James Hardie accused of using 'same old tricks' to avoid asbestos compensation

James Hardie accused of using 'same old tricks' to avoid asbestos compensation

Updated 5 February 2018, 21:35 AEDT

Ten years after the court case that forced asbestos manufacturer James Hardie to face up to the consequences of its deadly product, the company is accused of again playing hardball with victims.

More than a decade after public uproar forced asbestos manufacturer James Hardie to return from its new home in the Netherlands and deal with the consequences of its deadly product, the company has been accused of again playing hardball with victims.

"Here we go again," lawyer Tanya Segelov told 7.30.

"Same old James Hardie, same old tricks."

Ms Segelov is highly critical of recent actions by the company's compensation fund to restrict payouts.

"They're using every means possible to not pay the judgements of a court — judgements that were made against them for people who are dying because they used a product James Hardie knew would kill them and never warned them," she said.

'I can't get my breath'

Late last year Marion Talifera lost her husband John to the asbestos cancer mesothelioma.

"He went down hill very, very fast. Very fast, and he suffered dreadfully. He really did," she told 7.30.

"He really couldn't breathe, and I'd say, 'How are you John?' and he'd say, 'I can't get my breath, can't get my breath'."

The court found John contracted the cancer from exposure to Hardie's asbestos cement.

But the Hardie fund said it would only pay half the judgement, because he'd had asbestos exposure overseas.

"The court told them to pay but they're trying to get out of it," Ms Talifera said.

"And why, when they have so much money?

"For the suffering that these people, not only John but these other people go through, they should pay up."

It is not the only case where the Asbestos Fund is stopping payments.

In Victoria, it recently told plaintiffs it will no longer pay compensation where victims are unable to continue caring for a dependent, like a sick husband.

Irene Velican lost her mother to mesothelioma only days ago.

Ms Velican's parents, Joan and Peter Behrend, had renovated the family home and been exposed to asbestos dust.

Joan had been the main carer for Peter, who needs dialysis every second day.

They are the last family the Asbestos Fund will pay in Victoria for such care — and Ms Velican worries about the families to follow.

"That money will help them get Meals on Wheels, get a cleaner once a week, get somebody to come and do the grocery shopping, maybe do the lawns," she told 7.30.

"It's just those things that the other person used to do for you that they can't do because either their health is affected or that they've passed away, as is the case with my Mum."
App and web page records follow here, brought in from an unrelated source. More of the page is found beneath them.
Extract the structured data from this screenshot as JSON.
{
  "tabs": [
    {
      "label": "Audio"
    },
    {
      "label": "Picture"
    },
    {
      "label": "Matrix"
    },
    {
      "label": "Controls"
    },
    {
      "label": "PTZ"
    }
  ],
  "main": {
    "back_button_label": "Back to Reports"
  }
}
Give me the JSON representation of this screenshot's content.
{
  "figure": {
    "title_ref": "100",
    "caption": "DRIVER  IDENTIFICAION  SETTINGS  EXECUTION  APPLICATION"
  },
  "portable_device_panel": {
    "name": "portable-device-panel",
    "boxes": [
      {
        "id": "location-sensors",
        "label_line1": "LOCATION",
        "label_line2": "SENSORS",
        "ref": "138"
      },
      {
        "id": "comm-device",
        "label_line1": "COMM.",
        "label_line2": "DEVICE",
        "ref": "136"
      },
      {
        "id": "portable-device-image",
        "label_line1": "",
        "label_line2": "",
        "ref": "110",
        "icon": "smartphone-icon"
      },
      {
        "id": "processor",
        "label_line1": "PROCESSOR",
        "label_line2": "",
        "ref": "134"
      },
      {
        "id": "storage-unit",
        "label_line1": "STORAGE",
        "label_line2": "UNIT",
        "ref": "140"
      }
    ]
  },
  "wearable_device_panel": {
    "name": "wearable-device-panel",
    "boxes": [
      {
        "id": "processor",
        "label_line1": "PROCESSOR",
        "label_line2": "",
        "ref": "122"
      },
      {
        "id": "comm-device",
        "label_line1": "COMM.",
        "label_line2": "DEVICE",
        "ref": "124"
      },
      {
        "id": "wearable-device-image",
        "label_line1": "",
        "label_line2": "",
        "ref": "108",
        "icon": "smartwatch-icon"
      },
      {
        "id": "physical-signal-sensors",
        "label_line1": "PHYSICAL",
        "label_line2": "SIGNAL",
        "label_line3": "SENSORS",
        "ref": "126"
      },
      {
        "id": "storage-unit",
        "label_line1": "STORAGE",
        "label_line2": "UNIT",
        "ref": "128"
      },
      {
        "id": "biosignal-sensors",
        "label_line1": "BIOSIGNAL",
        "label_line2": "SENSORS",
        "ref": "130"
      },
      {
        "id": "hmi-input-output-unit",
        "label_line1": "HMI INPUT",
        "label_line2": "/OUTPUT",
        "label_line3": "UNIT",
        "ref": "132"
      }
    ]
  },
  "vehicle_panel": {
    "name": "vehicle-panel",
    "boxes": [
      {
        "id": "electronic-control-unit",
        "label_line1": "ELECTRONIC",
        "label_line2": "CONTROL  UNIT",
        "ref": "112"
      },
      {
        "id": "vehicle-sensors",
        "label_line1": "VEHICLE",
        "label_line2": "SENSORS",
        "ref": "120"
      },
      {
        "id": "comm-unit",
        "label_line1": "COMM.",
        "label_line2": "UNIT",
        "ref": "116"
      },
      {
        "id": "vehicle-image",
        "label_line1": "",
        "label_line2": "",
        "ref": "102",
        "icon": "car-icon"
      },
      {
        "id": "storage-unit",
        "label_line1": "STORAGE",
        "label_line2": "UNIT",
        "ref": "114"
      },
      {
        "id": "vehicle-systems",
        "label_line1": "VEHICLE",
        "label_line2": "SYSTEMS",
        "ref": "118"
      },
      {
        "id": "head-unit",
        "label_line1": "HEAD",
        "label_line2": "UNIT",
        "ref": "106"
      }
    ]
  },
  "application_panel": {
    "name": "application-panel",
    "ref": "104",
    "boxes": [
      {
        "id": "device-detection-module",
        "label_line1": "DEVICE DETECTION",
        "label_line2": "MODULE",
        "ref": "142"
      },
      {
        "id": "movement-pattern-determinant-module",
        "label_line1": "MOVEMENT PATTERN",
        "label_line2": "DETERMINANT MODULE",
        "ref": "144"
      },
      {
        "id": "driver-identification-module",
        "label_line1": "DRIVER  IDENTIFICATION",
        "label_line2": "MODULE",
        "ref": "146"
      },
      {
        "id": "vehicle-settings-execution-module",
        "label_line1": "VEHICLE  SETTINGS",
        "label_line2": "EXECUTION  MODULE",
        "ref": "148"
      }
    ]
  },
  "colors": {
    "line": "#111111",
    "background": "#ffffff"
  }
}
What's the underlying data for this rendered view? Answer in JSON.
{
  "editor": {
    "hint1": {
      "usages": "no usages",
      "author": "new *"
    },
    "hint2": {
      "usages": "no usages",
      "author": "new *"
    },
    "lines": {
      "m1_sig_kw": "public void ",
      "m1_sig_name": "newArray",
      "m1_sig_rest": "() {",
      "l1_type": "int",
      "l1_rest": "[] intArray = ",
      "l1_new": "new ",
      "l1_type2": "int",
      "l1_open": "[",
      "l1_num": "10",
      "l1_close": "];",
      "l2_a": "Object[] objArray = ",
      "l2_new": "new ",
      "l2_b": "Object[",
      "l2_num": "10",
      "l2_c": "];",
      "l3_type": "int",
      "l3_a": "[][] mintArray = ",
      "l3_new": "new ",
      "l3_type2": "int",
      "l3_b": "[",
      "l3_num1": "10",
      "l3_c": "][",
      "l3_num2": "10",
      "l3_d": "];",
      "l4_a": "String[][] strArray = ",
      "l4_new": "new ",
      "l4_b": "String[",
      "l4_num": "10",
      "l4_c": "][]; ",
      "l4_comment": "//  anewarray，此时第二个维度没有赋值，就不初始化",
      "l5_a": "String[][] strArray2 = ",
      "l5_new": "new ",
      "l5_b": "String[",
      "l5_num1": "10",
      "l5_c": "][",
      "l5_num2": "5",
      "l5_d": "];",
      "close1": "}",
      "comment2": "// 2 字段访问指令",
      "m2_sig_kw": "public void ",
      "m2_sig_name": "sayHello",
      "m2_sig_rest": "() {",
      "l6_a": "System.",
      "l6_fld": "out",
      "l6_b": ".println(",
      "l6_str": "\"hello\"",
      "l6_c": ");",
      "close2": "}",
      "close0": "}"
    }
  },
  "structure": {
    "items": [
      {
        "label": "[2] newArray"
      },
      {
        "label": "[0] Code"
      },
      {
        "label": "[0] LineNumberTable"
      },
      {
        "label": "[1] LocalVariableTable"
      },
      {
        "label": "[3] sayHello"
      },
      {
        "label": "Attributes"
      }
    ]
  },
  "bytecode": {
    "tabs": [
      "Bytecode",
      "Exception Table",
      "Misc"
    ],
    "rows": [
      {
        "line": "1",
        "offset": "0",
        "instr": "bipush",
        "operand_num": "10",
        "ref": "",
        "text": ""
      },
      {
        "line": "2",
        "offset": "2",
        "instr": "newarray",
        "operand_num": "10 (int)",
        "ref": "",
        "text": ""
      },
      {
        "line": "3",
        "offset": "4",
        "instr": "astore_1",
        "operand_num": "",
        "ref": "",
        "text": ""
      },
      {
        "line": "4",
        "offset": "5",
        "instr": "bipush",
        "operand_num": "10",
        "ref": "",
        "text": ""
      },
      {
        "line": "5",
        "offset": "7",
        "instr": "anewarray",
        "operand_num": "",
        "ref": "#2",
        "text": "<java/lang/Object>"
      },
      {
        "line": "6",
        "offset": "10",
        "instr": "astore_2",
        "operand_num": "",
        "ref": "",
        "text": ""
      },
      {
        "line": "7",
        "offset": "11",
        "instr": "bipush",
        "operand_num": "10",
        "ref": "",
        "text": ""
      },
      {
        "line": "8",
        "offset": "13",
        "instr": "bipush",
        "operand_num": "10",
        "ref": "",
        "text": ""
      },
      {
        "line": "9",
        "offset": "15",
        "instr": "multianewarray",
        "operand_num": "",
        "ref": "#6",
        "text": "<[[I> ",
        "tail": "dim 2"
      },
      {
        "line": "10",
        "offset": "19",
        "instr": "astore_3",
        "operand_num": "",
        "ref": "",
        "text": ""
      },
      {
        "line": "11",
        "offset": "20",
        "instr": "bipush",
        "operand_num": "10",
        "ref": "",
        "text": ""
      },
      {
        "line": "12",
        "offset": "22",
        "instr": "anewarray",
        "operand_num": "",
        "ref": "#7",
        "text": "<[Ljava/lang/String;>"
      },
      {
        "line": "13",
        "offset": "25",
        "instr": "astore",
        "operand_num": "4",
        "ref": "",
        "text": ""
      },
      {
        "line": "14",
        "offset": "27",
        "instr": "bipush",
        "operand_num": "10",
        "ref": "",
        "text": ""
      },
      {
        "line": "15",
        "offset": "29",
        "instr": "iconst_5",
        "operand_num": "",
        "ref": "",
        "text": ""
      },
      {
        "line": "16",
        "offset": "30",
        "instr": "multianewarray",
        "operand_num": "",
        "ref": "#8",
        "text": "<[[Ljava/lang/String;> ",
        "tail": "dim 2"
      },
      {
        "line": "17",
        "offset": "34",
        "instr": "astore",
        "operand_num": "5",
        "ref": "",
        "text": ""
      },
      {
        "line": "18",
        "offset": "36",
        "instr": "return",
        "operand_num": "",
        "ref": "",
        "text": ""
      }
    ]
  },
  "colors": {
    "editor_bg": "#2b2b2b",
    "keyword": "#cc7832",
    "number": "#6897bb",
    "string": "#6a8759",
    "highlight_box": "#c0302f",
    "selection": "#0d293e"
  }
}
'It's never over'

The face of the campaign 10 years ago was Bernie Banton.

He fought tirelessly for victims of asbestosis and mesothelioma, until succumbing himself in 2007.

Former minister and head of the ACTU, Greg Combet, worked alongside Banton to reach a negotiated a settlement with James Hardie.

"He was a very passionate campaigner for justice for asbestos victims," he said.

"I think he grasped the compassion of the community in that campaign and was a really important reason that we were able to succeed in getting some justice out of James Hardie at that time."

According to the Asbestos Safety and Eradication Agency (ASEA), the number of Australians dying from asbestos diseases, currently about 4,000 a year, has yet to peak.

James Hardie's legacy of asbestos cement remains in houses and buildings around the country.

The material is coming to the end of its useful life and is likely to be shedding fibres.

But removing asbestos has its own hazards.

What is needed, according to the ASEA, is education and incentives to clean up legacy asbestos safely.

Meanwhile, families suffering from asbestos diseases today worry about the families of the future.

"What about all these young people today, pulling these houses to pieces and not realising that something's happened to them, but in 10, 15 or 20 years' time when they have a young family, and suddenly they think, 'Where did I get this from?'" Ms Talfera asked.

"There was nothing labelled on it to say this is an asbestos product, so how would you know?" Mr Velican said.

"It's just boards and materials that are in the house and you're trying to fix it. It was an old house and they were trying to fix it up and make it a bit more liveable for us."

Banton's widow Karen Banton said education is the key.

"Let's get a program into our high schools, across public and private schools, to educate children, not in a scary way, but so they know when they buy that first home and they go to do renovations, that they know exactly what they're likely to be dealing with if they bought a home that was built last century," she told 7.30.

And so the fight goes on.

"It's never over," Mr Combet said.

"It's so important that the victims are well represented and cases are fought very hard on their behalf to get access to compensation."

The Asbestos Fund was contacted but declined to comment.